### WHAT IS EXPECTED
Please count the lines in these records that contain "planach" and give only that count.

### EXERCISE INPUT
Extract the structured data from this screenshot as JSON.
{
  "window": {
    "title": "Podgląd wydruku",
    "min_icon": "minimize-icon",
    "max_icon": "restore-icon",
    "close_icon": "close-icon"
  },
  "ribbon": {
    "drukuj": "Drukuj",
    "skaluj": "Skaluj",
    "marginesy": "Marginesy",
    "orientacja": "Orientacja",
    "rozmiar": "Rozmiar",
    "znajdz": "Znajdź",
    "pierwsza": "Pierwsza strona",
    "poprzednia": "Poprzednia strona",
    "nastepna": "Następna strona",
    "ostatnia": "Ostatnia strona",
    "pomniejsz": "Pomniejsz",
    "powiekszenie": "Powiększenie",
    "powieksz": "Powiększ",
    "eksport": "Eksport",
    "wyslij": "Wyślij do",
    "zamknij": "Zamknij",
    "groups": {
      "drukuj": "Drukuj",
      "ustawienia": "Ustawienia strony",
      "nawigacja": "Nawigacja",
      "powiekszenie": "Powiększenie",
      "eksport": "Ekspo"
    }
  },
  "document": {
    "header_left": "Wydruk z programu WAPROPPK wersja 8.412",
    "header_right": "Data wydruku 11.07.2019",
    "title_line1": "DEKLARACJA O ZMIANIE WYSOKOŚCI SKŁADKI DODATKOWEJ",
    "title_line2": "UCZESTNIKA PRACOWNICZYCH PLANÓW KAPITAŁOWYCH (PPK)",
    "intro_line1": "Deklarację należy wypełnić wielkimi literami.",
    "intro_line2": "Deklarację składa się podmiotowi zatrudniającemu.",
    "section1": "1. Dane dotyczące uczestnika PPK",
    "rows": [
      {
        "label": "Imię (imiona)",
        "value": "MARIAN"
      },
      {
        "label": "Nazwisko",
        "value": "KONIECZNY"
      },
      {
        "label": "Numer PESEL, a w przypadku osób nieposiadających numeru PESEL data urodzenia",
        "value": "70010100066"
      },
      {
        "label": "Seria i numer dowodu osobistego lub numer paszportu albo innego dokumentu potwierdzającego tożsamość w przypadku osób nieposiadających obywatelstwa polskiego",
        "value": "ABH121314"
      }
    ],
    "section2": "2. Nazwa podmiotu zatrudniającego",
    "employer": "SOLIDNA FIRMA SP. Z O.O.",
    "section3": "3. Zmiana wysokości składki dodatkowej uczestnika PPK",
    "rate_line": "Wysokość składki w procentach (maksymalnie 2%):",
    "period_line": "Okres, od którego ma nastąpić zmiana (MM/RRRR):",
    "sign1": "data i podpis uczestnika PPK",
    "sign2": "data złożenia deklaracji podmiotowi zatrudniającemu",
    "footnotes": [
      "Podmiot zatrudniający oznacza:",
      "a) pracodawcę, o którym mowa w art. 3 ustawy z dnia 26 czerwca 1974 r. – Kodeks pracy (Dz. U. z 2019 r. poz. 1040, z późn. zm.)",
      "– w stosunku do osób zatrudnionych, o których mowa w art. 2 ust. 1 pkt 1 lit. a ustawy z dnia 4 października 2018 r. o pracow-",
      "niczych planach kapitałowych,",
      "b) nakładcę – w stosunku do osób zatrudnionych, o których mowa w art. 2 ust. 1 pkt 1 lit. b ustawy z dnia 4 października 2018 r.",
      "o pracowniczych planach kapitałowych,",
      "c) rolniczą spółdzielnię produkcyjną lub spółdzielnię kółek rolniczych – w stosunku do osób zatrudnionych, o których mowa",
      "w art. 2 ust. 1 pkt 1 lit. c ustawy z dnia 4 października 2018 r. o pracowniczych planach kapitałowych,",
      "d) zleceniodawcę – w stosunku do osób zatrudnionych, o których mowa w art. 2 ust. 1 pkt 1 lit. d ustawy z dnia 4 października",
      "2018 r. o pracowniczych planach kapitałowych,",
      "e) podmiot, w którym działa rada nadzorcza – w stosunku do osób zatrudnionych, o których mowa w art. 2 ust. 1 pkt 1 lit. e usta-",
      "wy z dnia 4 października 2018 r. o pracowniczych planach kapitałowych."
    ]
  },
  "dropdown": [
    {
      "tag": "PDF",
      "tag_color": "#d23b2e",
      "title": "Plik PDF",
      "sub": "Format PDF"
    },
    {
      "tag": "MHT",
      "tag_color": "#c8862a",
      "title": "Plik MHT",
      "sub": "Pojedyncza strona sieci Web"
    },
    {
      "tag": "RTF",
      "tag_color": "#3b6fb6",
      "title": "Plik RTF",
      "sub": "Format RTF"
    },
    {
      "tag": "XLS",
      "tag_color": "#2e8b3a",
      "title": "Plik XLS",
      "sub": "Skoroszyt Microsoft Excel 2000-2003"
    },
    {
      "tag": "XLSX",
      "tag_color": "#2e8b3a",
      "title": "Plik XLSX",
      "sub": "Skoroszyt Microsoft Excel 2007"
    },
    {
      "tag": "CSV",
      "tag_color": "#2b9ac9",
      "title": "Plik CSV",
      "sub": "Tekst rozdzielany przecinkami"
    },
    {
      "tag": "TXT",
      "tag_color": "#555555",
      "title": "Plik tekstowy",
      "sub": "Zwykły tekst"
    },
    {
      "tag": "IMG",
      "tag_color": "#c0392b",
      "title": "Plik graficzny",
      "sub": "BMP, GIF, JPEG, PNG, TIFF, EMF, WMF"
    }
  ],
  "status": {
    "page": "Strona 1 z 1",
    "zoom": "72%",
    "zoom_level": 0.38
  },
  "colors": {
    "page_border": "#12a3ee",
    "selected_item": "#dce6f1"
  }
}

### SOLUTION TO THIS EXERCISE
5